### Data listing:
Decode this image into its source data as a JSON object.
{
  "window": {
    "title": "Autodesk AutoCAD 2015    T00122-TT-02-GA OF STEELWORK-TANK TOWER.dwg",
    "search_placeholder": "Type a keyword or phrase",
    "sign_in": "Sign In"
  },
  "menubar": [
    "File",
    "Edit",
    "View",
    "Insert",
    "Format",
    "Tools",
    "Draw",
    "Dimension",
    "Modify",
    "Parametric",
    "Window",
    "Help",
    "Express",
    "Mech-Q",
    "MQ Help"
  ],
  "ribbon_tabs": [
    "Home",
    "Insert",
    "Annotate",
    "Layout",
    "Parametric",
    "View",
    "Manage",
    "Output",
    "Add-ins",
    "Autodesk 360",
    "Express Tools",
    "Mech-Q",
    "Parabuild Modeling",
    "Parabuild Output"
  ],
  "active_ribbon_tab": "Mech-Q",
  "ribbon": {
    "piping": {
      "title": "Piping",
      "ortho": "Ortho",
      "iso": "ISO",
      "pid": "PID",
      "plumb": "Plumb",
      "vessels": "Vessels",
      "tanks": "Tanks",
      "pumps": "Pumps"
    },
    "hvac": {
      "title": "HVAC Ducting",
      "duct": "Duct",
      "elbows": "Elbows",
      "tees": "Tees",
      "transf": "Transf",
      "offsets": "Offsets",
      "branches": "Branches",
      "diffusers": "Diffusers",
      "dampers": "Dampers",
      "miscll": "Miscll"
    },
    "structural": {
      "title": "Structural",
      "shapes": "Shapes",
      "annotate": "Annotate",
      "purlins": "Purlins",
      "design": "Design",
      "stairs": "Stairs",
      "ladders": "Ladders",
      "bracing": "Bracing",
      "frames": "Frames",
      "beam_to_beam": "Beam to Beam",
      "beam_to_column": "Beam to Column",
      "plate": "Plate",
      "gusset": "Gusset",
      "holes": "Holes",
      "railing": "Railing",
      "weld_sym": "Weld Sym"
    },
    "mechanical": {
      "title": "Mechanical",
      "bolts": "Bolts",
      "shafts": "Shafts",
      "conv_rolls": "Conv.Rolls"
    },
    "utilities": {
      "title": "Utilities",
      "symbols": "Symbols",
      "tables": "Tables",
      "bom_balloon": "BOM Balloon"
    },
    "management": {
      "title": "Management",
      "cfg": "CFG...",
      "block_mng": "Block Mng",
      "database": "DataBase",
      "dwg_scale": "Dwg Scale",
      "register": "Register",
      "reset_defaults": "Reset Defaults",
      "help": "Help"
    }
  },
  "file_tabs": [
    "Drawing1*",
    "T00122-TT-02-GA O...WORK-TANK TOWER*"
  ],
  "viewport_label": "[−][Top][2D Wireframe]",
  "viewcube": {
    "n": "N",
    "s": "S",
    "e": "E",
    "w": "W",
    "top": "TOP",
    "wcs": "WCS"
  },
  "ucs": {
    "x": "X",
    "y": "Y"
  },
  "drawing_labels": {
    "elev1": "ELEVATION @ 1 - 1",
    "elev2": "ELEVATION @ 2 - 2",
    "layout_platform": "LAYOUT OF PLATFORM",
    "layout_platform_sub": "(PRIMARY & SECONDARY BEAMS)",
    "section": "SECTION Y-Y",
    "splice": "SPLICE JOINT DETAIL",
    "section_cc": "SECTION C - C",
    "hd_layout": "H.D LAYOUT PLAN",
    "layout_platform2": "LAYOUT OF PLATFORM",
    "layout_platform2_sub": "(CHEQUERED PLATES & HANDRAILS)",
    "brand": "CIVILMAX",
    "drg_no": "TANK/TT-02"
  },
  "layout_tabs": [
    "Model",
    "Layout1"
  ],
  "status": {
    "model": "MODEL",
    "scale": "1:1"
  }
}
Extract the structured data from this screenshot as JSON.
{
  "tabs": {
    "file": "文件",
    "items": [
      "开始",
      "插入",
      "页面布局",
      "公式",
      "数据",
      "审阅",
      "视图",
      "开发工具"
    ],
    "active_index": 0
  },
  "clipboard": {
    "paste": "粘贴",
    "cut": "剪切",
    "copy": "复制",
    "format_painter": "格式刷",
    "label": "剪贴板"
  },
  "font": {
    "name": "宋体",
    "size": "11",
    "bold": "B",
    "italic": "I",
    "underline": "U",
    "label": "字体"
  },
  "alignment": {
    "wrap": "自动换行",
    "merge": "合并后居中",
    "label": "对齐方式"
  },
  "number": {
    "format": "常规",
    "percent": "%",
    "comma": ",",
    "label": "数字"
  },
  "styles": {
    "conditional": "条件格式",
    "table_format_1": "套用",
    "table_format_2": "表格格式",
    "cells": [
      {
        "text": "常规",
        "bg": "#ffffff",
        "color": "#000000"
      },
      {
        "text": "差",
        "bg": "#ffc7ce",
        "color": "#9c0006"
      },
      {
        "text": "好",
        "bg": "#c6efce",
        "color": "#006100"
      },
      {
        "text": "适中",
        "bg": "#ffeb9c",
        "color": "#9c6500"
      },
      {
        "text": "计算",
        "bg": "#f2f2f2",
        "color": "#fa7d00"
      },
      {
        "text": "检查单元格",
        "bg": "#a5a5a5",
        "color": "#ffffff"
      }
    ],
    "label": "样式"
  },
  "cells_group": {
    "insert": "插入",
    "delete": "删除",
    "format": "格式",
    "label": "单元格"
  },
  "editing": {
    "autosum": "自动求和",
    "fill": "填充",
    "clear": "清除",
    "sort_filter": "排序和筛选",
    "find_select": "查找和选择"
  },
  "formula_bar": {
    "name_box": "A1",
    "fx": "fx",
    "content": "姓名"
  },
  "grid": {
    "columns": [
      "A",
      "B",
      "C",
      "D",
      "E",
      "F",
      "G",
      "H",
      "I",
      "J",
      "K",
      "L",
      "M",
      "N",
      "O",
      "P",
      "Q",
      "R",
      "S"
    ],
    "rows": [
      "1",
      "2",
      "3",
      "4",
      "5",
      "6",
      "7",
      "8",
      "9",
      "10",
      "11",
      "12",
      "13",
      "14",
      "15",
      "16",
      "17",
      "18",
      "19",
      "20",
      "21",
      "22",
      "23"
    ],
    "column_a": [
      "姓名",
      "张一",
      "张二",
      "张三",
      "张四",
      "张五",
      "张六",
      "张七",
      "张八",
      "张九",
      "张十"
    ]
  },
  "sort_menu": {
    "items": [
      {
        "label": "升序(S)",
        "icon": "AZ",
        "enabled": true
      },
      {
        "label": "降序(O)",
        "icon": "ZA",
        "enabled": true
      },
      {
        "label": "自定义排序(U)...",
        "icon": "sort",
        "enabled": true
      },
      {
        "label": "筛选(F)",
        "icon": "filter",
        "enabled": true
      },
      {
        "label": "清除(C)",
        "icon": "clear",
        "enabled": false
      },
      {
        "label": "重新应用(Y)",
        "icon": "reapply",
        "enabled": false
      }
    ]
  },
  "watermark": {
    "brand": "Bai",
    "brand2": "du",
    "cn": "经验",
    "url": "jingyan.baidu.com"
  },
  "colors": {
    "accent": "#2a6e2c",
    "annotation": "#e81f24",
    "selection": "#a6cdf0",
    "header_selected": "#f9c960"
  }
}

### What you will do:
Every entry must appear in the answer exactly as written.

### Output for this exercise:
Decode this image into its source data as a JSON object.
{
  "window": {
    "title": "Autodesk AutoCAD 2015    T00122-TT-02-GA OF STEELWORK-TANK TOWER.dwg",
    "search_placeholder": "Type a keyword or phrase",
    "sign_in": "Sign In"
  },
  "menubar": [
    "File",
    "Edit",
    "View",
    "Insert",
    "Format",
    "Tools",
    "Draw",
    "Dimension",
    "Modify",
    "Parametric",
    "Window",
    "Help",
    "Express",
    "Mech-Q",
    "MQ Help"
  ],
  "ribbon_tabs": [
    "Home",
    "Insert",
    "Annotate",
    "Layout",
    "Parametric",
    "View",
    "Manage",
    "Output",
    "Add-ins",
    "Autodesk 360",
    "Express Tools",
    "Mech-Q",
    "Parabuild Modeling",
    "Parabuild Output"
  ],
  "active_ribbon_tab": "Mech-Q",
  "ribbon": {
    "piping": {
      "title": "Piping",
      "ortho": "Ortho",
      "iso": "ISO",
      "pid": "PID",
      "plumb": "Plumb",
      "vessels": "Vessels",
      "tanks": "Tanks",
      "pumps": "Pumps"
    },
    "hvac": {
      "title": "HVAC Ducting",
      "duct": "Duct",
      "elbows": "Elbows",
      "tees": "Tees",
      "transf": "Transf",
      "offsets": "Offsets",
      "branches": "Branches",
      "diffusers": "Diffusers",
      "dampers": "Dampers",
      "miscll": "Miscll"
    },
    "structural": {
      "title": "Structural",
      "shapes": "Shapes",
      "annotate": "Annotate",
      "purlins": "Purlins",
      "design": "Design",
      "stairs": "Stairs",
      "ladders": "Ladders",
      "bracing": "Bracing",
      "frames": "Frames",
      "beam_to_beam": "Beam to Beam",
      "beam_to_column": "Beam to Column",
      "plate": "Plate",
      "gusset": "Gusset",
      "holes": "Holes",
      "railing": "Railing",
      "weld_sym": "Weld Sym"
    },
    "mechanical": {
      "title": "Mechanical",
      "bolts": "Bolts",
      "shafts": "Shafts",
      "conv_rolls": "Conv.Rolls"
    },
    "utilities": {
      "title": "Utilities",
      "symbols": "Symbols",
      "tables": "Tables",
      "bom_balloon": "BOM Balloon"
    },
    "management": {
      "title": "Management",
      "cfg": "CFG...",
      "block_mng": "Block Mng",
      "database": "DataBase",
      "dwg_scale": "Dwg Scale",
      "register": "Register",
      "reset_defaults": "Reset Defaults",
      "help": "Help"
    }
  },
  "file_tabs": [
    "Drawing1*",
    "T00122-TT-02-GA O...WORK-TANK TOWER*"
  ],
  "viewport_label": "[−][Top][2D Wireframe]",
  "viewcube": {
    "n": "N",
    "s": "S",
    "e": "E",
    "w": "W",
    "top": "TOP",
    "wcs": "WCS"
  },
  "ucs": {
    "x": "X",
    "y": "Y"
  },
  "drawing_labels": {
    "elev1": "ELEVATION @ 1 - 1",
    "elev2": "ELEVATION @ 2 - 2",
    "layout_platform": "LAYOUT OF PLATFORM",
    "layout_platform_sub": "(PRIMARY & SECONDARY BEAMS)",
    "section": "SECTION Y-Y",
    "splice": "SPLICE JOINT DETAIL",
    "section_cc": "SECTION C - C",
    "hd_layout": "H.D LAYOUT PLAN",
    "layout_platform2": "LAYOUT OF PLATFORM",
    "layout_platform2_sub": "(CHEQUERED PLATES & HANDRAILS)",
    "brand": "CIVILMAX",
    "drg_no": "TANK/TT-02"
  },
  "layout_tabs": [
    "Model",
    "Layout1"
  ],
  "status": {
    "model": "MODEL",
    "scale": "1:1"
  }
}
Extract the structured data from this screenshot as JSON.
{
  "tabs": {
    "file": "文件",
    "items": [
      "开始",
      "插入",
      "页面布局",
      "公式",
      "数据",
      "审阅",
      "视图",
      "开发工具"
    ],
    "active_index": 0
  },
  "clipboard": {
    "paste": "粘贴",
    "cut": "剪切",
    "copy": "复制",
    "format_painter": "格式刷",
    "label": "剪贴板"
  },
  "font": {
    "name": "宋体",
    "size": "11",
    "bold": "B",
    "italic": "I",
    "underline": "U",
    "label": "字体"
  },
  "alignment": {
    "wrap": "自动换行",
    "merge": "合并后居中",
    "label": "对齐方式"
  },
  "number": {
    "format": "常规",
    "percent": "%",
    "comma": ",",
    "label": "数字"
  },
  "styles": {
    "conditional": "条件格式",
    "table_format_1": "套用",
    "table_format_2": "表格格式",
    "cells": [
      {
        "text": "常规",
        "bg": "#ffffff",
        "color": "#000000"
      },
      {
        "text": "差",
        "bg": "#ffc7ce",
        "color": "#9c0006"
      },
      {
        "text": "好",
        "bg": "#c6efce",
        "color": "#006100"
      },
      {
        "text": "适中",
        "bg": "#ffeb9c",
        "color": "#9c6500"
      },
      {
        "text": "计算",
        "bg": "#f2f2f2",
        "color": "#fa7d00"
      },
      {
        "text": "检查单元格",
        "bg": "#a5a5a5",
        "color": "#ffffff"
      }
    ],
    "label": "样式"
  },
  "cells_group": {
    "insert": "插入",
    "delete": "删除",
    "format": "格式",
    "label": "单元格"
  },
  "editing": {
    "autosum": "自动求和",
    "fill": "填充",
    "clear": "清除",
    "sort_filter": "排序和筛选",
    "find_select": "查找和选择"
  },
  "formula_bar": {
    "name_box": "A1",
    "fx": "fx",
    "content": "姓名"
  },
  "grid": {
    "columns": [
      "A",
      "B",
      "C",
      "D",
      "E",
      "F",
      "G",
      "H",
      "I",
      "J",
      "K",
      "L",
      "M",
      "N",
      "O",
      "P",
      "Q",
      "R",
      "S"
    ],
    "rows": [
      "1",
      "2",
      "3",
      "4",
      "5",
      "6",
      "7",
      "8",
      "9",
      "10",
      "11",
      "12",
      "13",
      "14",
      "15",
      "16",
      "17",
      "18",
      "19",
      "20",
      "21",
      "22",
      "23"
    ],
    "column_a": [
      "姓名",
      "张一",
      "张二",
      "张三",
      "张四",
      "张五",
      "张六",
      "张七",
      "张八",
      "张九",
      "张十"
    ]
  },
  "sort_menu": {
    "items": [
      {
        "label": "升序(S)",
        "icon": "AZ",
        "enabled": true
      },
      {
        "label": "降序(O)",
        "icon": "ZA",
        "enabled": true
      },
      {
        "label": "自定义排序(U)...",
        "icon": "sort",
        "enabled": true
      },
      {
        "label": "筛选(F)",
        "icon": "filter",
        "enabled": true
      },
      {
        "label": "清除(C)",
        "icon": "clear",
        "enabled": false
      },
      {
        "label": "重新应用(Y)",
        "icon": "reapply",
        "enabled": false
      }
    ]
  },
  "watermark": {
    "brand": "Bai",
    "brand2": "du",
    "cn": "经验",
    "url": "jingyan.baidu.com"
  },
  "colors": {
    "accent": "#2a6e2c",
    "annotation": "#e81f24",
    "selection": "#a6cdf0",
    "header_selected": "#f9c960"
  }
}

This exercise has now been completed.